Auteur(s) :
Chapman K., Hughes C., Wellard L., Tsang YW., Watson WL.
Date :
Nov, 2014
Source(s) :
Public Health Nutr.. #: p1-7
Adresse :
Health Strategies Division, Cancer Council NSW, 153 Dowling Street, Woolloomooloo, NSW 2011, Australia.

Sommaire de l'article

Fruit and vegetable claims on food packages are not regulated under Australian food standards. The present study aimed to: (i) investigate the number and healthiness of products carrying fruit and vegetable claims in Australia; and (ii) compare the nutrition composition of these products with fresh fruit and/or vegetables.

Content analysis of fruit and vegetable claims on food packages. The Australian food standards nutrient profiling model was used to determine the proportion of products not meeting nutrient profiling criteria. The nutrient composition of products carrying claims referencing the servings of fruit and vegetables in the product were compared with that of the dominant fruit and/or vegetables in each product.

The five largest supermarket chains in Australia.

All available products in the fruit snacks, soups and fruit and vegetable juices/fruit drinks categories (n 762) were surveyed. Nutrition composition, ingredients and claims were recorded for each product.

Of the products surveyed, 48 % (n 366) carried at least one claim, of which 34 % (n 124) did not meet nutrient profiling. Products carrying claims referencing the number of servings of fruit and vegetables had more energy, sodium, saturated fat and sugar, and less fibre, than fresh fruit and/or vegetables (all P<0·001).

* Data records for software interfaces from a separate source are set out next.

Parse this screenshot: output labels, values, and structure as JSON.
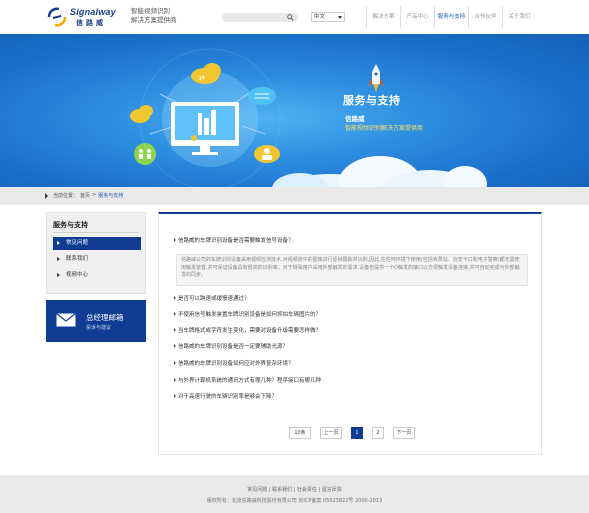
{
  "header": {
    "logo_en": "Signalway",
    "logo_cn": "信路威",
    "slogan_line1": "智能视频识别",
    "slogan_line2": "解决方案提供商",
    "search_placeholder": "",
    "language": "中文",
    "nav": [
      {
        "label": "解决方案",
        "active": false
      },
      {
        "label": "产品中心",
        "active": false
      },
      {
        "label": "服务与支持",
        "active": true
      },
      {
        "label": "合作伙伴",
        "active": false
      },
      {
        "label": "关于我们",
        "active": false
      }
    ]
  },
  "banner": {
    "title": "服务与支持",
    "subtitle_brand": "信路威",
    "subtitle_text": "智能视频识别解决方案提供商"
  },
  "breadcrumb": {
    "prefix": "当前位置：",
    "home": "首页",
    "sep": ">",
    "current": "服务与支持"
  },
  "sidebar": {
    "title": "服务与支持",
    "items": [
      {
        "label": "常见问题",
        "active": true
      },
      {
        "label": "联系我们",
        "active": false
      },
      {
        "label": "视频中心",
        "active": false
      }
    ],
    "mailbox": {
      "title": "总经理邮箱",
      "subtitle": "投诉与建议"
    }
  },
  "faq": {
    "items": [
      "信路威的车牌识别设备是否需要触发信号设备？",
      "是否可以跨速或缓慢速通过？",
      "不使用信号触发装置车牌识别设备是如何抓拍车辆图片的？",
      "当车牌格式或字符发生变化，需要对设备升级需要怎样做？",
      "信路威的车牌识别设备是否一定要辅助光源？",
      "信路威的车牌识别设备如何应对外界复杂环境？",
      "与外界计算机系统的通讯方式有哪几种？程序接口有哪几种",
      "对于高速行驶的车辆识别率是够会下降？"
    ],
    "answer": "信路威公司的车牌识别设备采用视频检测技术,对视频流中的图像进行逐帧跟踪并识别,因此,在任何环境下使用(包括收费站、治安卡口和电子警察)都无需使用触发装置,并可保证设备具有很高的识别率。对于特殊用户采用外部触发的需求,设备也提供一个D触发的接口以方便触发设备连接,并可自动完成与外部触发的同步。"
  },
  "pager": {
    "total": "10条",
    "prev": "上一页",
    "pages": [
      "1",
      "2"
    ],
    "current": "1",
    "next": "下一页"
  },
  "footer": {
    "links": "常见问题 | 联系我们 | 社会责任 | 留言反馈",
    "copyright": "版权所有：北京信路威科技股份有限公司  京ICP备案 05023822号  2000-2013"
  }
}
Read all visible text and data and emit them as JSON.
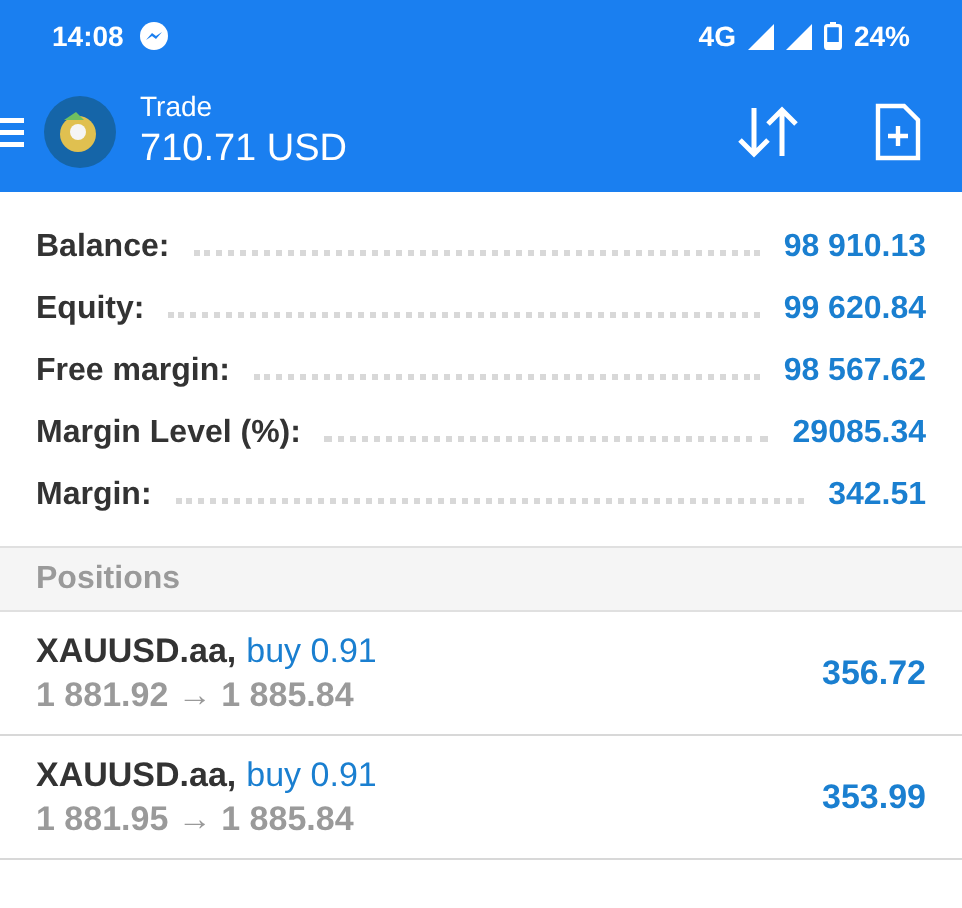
{
  "status_bar": {
    "time": "14:08",
    "network": "4G",
    "battery": "24%"
  },
  "header": {
    "title": "Trade",
    "balance": "710.71 USD"
  },
  "summary": [
    {
      "label": "Balance:",
      "value": "98 910.13"
    },
    {
      "label": "Equity:",
      "value": "99 620.84"
    },
    {
      "label": "Free margin:",
      "value": "98 567.62"
    },
    {
      "label": "Margin Level (%):",
      "value": "29085.34"
    },
    {
      "label": "Margin:",
      "value": "342.51"
    }
  ],
  "positions_header": "Positions",
  "positions": [
    {
      "symbol": "XAUUSD.aa,",
      "order": "buy 0.91",
      "prices": "1 881.92 → 1 885.84",
      "profit": "356.72"
    },
    {
      "symbol": "XAUUSD.aa,",
      "order": "buy 0.91",
      "prices": "1 881.95 → 1 885.84",
      "profit": "353.99"
    }
  ]
}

Many products carried fruit and vegetable claims and were significantly higher in energy, saturated fat, sugars and sodium than fresh fruit and vegetables. Marketing these products as a way of meeting fruit and vegetable intake is inaccurate and potentially misleading. Fruit and vegetable claims should be regulated using nutrient profiling.

Source : Pubmed